PROBLEM DESCRIPTION: Copy each line in the data below that contains the word "this".

─── MATERIAL TO PROCESS

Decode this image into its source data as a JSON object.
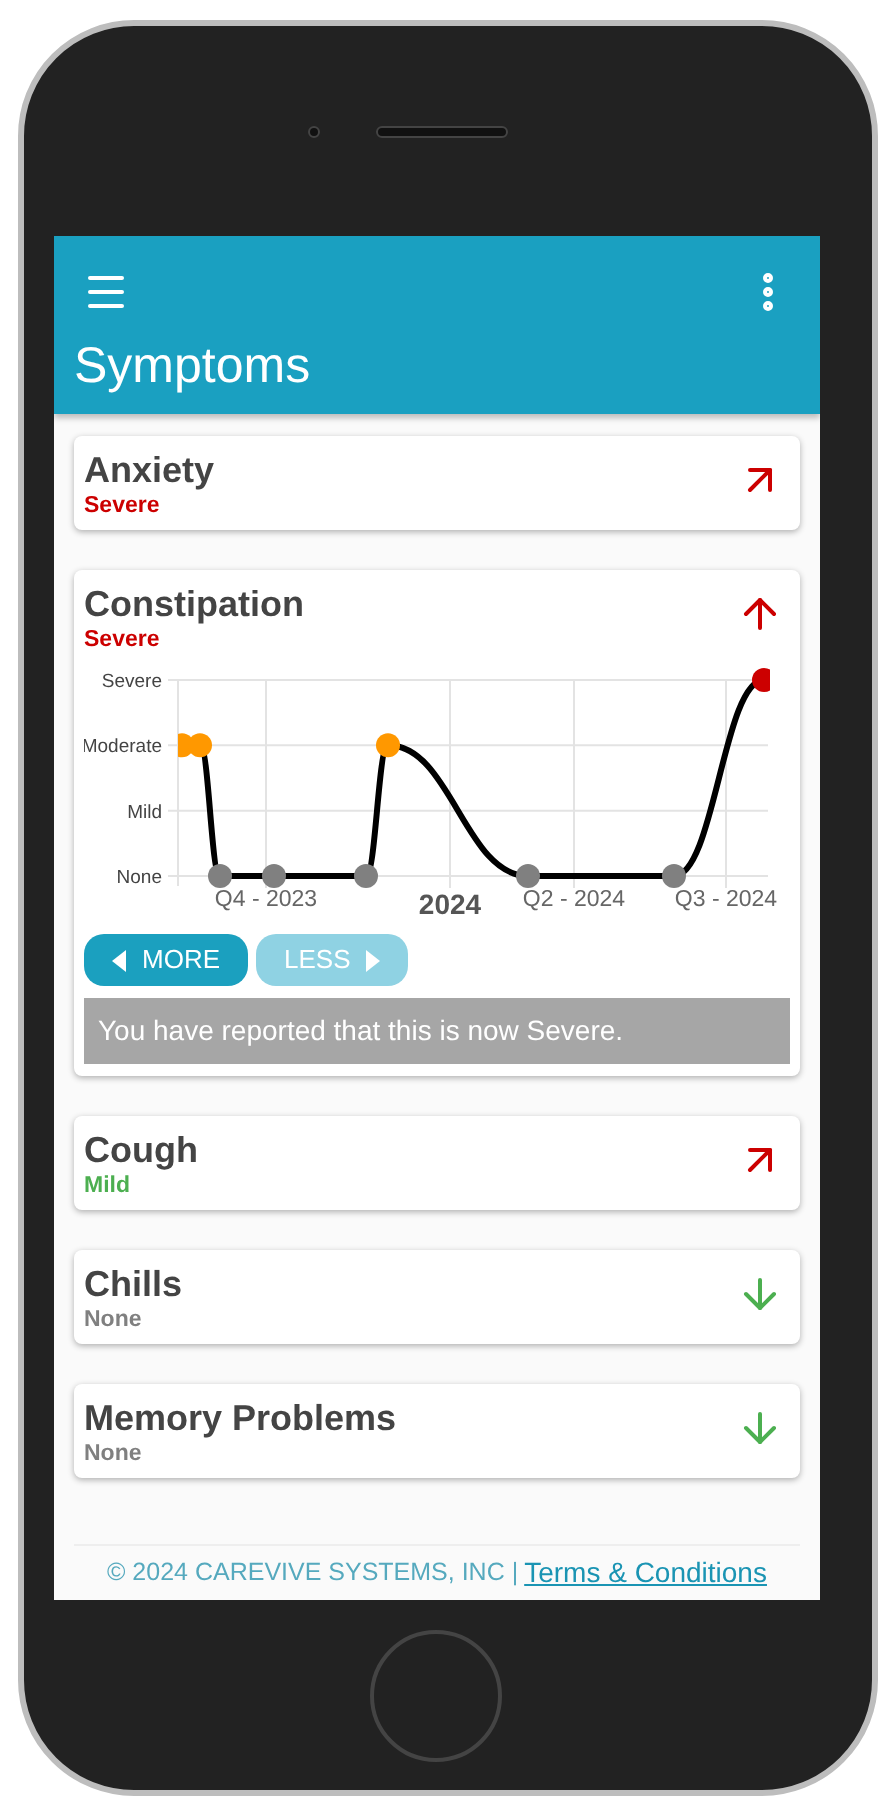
{
  "app_bar": {
    "title": "Symptoms"
  },
  "symptoms": [
    {
      "kind": "simple",
      "name": "Anxiety",
      "severity": "Severe",
      "color": "#cc0000",
      "trend": {
        "kind": "up_right"
      }
    },
    {
      "kind": "chart",
      "name": "Constipation",
      "severity": "Severe",
      "color": "#cc0000",
      "trend": {
        "kind": "up"
      },
      "chart": {
        "y_labels": [
          "Severe",
          "Moderate",
          "Mild",
          "None"
        ],
        "x_labels": [
          {
            "text": "Q4 - 2023",
            "emphasized": false
          },
          {
            "text": "2024",
            "emphasized": true
          },
          {
            "text": "Q2 - 2024",
            "emphasized": false
          },
          {
            "text": "Q3 - 2024",
            "emphasized": false
          }
        ]
      },
      "buttons": [
        {
          "label": "MORE",
          "disabled": false
        },
        {
          "label": "LESS",
          "disabled": true
        }
      ],
      "message": "You have reported that this is now Severe."
    },
    {
      "kind": "simple",
      "name": "Cough",
      "severity": "Mild",
      "color": "#4caf50",
      "trend": {
        "kind": "up_right"
      }
    },
    {
      "kind": "simple",
      "name": "Chills",
      "severity": "None",
      "color": "#808080",
      "trend": {
        "kind": "down"
      }
    },
    {
      "kind": "simple",
      "name": "Memory Problems",
      "severity": "None",
      "color": "#808080",
      "trend": {
        "kind": "down"
      }
    }
  ],
  "footer": {
    "text": "© 2024 CAREVIVE SYSTEMS, INC |",
    "link": "Terms & Conditions"
  }
}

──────

ANSWER SECTION:
Decode this image into its source data as a JSON object.
      "message": "You have reported that this is now Severe."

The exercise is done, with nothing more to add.